ACLU Upset With Possible Surveillance Camera Network in Charleston
CHARLESTON -- For months, the city of has been talking about installing cameras around town, but the American Civil Liberties Union says it could be too much like Big Brother.
The city hopes the cameras will help officers spot criminal activity and possibly stop it. City Council is now looking at ways to prevent abuses of the surveillance cameras and how to pay for them.
The idea is getting mixed reviews.
"We believe the surveillance cameras are ineffective and costly," says Andrew Schneider, executive director of the American Civil Liberties Union of West Virginia.
Others in the city like the idea.
"I think it will be a great idea, because lots of things that's done is unseen that can be seen by the cameras," says James Hamilton of Charleston.
City leaders are still working out the details for putting the network in place including paying for it and addressing concerns.
Schneider says more police are needed instead of more cameras, adding the network infringes on people's right to privacy.

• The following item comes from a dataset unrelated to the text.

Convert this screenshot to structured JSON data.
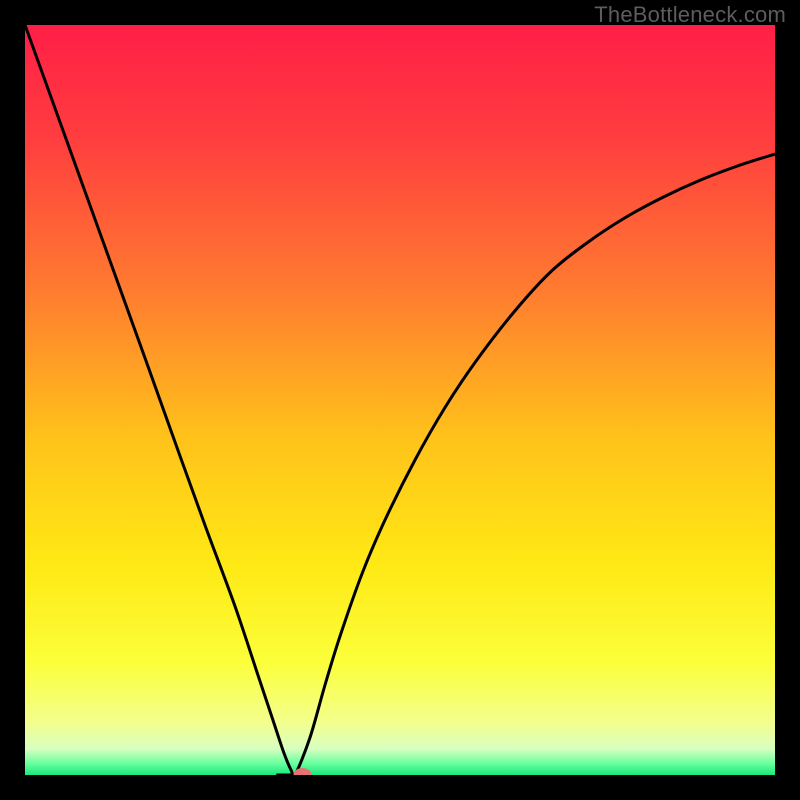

Others don't see it that way.
"If you're not doing anything wrong you shouldn't worry about being watched," said Bev Steele of Charleston.
Schneider admits the network will probably become a reality in Charleston, so the ACLU is working with city leaders on safeguards to make sure the network is not abused.